optimist - a person disposed to take a favorable view of things
Based on WordNet 3.0, Farlex clipart collection. © 2003-2012 Princeton University, Farlex Inc.
References in periodicals archive ?
In a chapter of La Fable mystique (1982) entitled "Labadie le nomade," historian Michel de Certeau comments: "L'histoire de Labadie, c'est l'espace indefini cree par l'impossibilite d'un lieu." Not only did Jean de Labadie (1610-74)--a defrocked, charismatic French Jesuit--constantly move from place to place through France, Switzerland, the Netherlands, Germany, and Denmark where he died--and his followers moved back to the Netherlands and finally to America--but he tried on a number of religious identities, Jesuit, Jansenist, Calvinist, Pietist, Chiliast or Millenarian, and finally 'Labadist'.
Fall, Republican of New Mexico, grandson of a leader of the Campbellite movement and much influenced by that movement's theology, referred to the League as "Chiliast," as a crime against Christian civilization in that it tried to generate the millennium through secular action.
Without doubt the chiliast enthusiasm which swept the radical sectors of Hussitism had strong appeal.
Rather the presbyter-author of 2 John is insisting on a chiliast position: Jesus Christ will come again in the flesh to establish a messianic reign on earth.

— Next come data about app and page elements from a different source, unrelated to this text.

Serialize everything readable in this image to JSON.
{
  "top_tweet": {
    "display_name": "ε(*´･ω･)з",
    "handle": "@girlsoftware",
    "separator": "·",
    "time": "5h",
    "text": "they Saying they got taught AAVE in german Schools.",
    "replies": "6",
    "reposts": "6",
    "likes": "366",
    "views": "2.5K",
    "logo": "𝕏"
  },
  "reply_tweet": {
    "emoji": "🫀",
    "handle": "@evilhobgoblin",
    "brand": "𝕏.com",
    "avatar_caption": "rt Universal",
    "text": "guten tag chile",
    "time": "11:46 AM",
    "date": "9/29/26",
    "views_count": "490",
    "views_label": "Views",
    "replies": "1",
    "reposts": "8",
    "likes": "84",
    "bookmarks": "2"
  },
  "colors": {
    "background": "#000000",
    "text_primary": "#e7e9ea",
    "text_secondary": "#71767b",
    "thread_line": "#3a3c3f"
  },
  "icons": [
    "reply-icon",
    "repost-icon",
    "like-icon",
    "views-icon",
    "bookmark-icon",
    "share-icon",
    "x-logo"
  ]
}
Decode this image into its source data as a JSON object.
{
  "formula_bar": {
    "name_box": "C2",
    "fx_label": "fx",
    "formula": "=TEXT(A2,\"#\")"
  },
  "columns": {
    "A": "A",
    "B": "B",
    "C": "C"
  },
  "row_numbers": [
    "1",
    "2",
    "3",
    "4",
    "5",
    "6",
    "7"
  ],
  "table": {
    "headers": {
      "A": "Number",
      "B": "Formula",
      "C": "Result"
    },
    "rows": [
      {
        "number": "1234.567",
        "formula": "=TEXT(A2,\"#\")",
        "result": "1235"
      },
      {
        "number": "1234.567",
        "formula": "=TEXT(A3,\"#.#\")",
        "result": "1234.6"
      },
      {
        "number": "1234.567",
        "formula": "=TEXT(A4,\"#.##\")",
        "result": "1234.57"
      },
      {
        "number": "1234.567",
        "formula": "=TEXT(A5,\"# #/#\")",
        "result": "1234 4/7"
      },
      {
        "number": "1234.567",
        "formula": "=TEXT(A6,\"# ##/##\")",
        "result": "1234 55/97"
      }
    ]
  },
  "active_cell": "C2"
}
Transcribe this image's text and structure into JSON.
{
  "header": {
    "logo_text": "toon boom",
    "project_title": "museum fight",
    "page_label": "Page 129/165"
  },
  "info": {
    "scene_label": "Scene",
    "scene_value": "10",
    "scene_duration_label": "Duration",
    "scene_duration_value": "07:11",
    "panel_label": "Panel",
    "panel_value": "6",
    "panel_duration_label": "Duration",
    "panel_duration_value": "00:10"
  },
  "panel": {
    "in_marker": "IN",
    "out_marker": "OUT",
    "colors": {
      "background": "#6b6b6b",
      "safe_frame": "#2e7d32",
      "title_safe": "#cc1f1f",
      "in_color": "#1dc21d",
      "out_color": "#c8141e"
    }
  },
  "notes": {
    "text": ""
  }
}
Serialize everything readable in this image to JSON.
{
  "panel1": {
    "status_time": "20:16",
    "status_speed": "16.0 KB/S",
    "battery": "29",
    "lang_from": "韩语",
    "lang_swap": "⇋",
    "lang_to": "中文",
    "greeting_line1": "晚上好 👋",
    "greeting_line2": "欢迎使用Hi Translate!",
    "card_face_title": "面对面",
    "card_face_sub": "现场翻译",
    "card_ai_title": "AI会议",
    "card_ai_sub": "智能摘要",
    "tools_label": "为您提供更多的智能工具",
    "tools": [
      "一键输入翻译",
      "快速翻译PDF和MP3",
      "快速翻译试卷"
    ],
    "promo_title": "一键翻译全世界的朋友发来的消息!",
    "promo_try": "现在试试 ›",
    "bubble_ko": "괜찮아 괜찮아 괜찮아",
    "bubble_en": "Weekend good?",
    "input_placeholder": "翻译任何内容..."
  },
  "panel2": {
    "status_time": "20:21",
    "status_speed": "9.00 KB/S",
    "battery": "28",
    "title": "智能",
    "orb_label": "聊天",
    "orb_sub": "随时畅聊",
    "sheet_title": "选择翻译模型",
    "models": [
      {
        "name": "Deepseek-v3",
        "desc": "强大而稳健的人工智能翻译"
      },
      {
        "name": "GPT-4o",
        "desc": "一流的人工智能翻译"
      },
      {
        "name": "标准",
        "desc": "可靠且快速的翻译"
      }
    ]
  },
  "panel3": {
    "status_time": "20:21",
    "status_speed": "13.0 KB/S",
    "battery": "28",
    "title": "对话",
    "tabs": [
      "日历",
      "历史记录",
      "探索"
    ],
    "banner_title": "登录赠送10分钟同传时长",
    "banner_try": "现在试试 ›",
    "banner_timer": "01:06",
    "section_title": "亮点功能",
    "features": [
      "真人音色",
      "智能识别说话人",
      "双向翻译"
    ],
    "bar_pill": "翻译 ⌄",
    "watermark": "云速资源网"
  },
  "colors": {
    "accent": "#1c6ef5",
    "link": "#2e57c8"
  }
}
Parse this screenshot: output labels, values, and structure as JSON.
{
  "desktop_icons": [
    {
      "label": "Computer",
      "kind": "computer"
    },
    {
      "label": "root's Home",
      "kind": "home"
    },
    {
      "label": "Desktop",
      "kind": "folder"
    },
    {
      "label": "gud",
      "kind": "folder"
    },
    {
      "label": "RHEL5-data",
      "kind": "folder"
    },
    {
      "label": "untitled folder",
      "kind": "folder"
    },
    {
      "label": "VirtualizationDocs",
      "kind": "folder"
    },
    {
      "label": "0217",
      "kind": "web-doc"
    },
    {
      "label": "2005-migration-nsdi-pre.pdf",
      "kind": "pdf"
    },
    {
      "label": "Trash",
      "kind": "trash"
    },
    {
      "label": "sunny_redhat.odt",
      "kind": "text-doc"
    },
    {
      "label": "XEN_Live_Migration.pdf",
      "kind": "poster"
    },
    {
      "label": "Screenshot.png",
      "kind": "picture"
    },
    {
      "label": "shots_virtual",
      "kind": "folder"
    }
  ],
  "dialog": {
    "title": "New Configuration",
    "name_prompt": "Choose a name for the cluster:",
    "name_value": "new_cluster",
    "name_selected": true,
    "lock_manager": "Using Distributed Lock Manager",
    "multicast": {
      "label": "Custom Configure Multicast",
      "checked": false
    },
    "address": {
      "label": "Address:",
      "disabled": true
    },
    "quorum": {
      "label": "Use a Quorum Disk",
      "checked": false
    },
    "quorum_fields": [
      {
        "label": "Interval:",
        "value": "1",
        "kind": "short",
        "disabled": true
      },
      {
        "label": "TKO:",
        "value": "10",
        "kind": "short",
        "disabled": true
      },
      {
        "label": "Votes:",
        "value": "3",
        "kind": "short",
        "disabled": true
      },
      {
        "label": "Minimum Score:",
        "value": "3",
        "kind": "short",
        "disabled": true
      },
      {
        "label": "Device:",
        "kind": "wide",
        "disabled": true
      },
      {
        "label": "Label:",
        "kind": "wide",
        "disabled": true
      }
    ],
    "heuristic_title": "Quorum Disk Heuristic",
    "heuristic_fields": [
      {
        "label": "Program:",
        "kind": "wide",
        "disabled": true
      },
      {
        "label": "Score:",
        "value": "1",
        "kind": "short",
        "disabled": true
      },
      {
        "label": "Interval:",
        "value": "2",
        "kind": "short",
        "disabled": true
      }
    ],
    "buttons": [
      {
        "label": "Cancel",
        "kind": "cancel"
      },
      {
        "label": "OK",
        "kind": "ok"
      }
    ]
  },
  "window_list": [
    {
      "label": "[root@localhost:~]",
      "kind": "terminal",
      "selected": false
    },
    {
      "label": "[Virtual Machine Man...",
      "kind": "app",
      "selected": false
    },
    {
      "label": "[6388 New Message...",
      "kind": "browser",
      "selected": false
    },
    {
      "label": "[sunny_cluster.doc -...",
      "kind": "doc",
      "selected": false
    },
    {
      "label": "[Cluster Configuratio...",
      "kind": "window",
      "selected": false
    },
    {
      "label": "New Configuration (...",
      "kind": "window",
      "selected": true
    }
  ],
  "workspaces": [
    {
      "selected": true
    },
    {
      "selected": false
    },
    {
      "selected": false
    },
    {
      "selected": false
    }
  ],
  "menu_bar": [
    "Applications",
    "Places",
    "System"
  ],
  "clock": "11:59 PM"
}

Unquestionably, the chiliast and Paracelsian Tobias Hess from Nuremberg (1568-1614), who probably befriended Andreae in 1608, made a decisive contribution in this regard.(24) Though he had studied law, Hess turned to medicine and attempted a synthesis of Paracelsus and the apocalyptic-chiliasm of Simon Studion (1543-1604) with Lutheranism.
Hut's doctrine did not employ the theme of a World Sabbath or an eternal sabbath; nor was Hut a chiliast in a precise sense--that is, expecting an earthly, thousand-year kingdom, according to Revelation 20.
was a Christian chiliast rather than a Jewish ideal." (107) Along the same lines, Matar has pointed out that seventeenth-century Jews were not armed and that they had more cause to dislike Christians than they did Muslims.
Even in Justin the chiliast the fruitful `barren one' of Isa.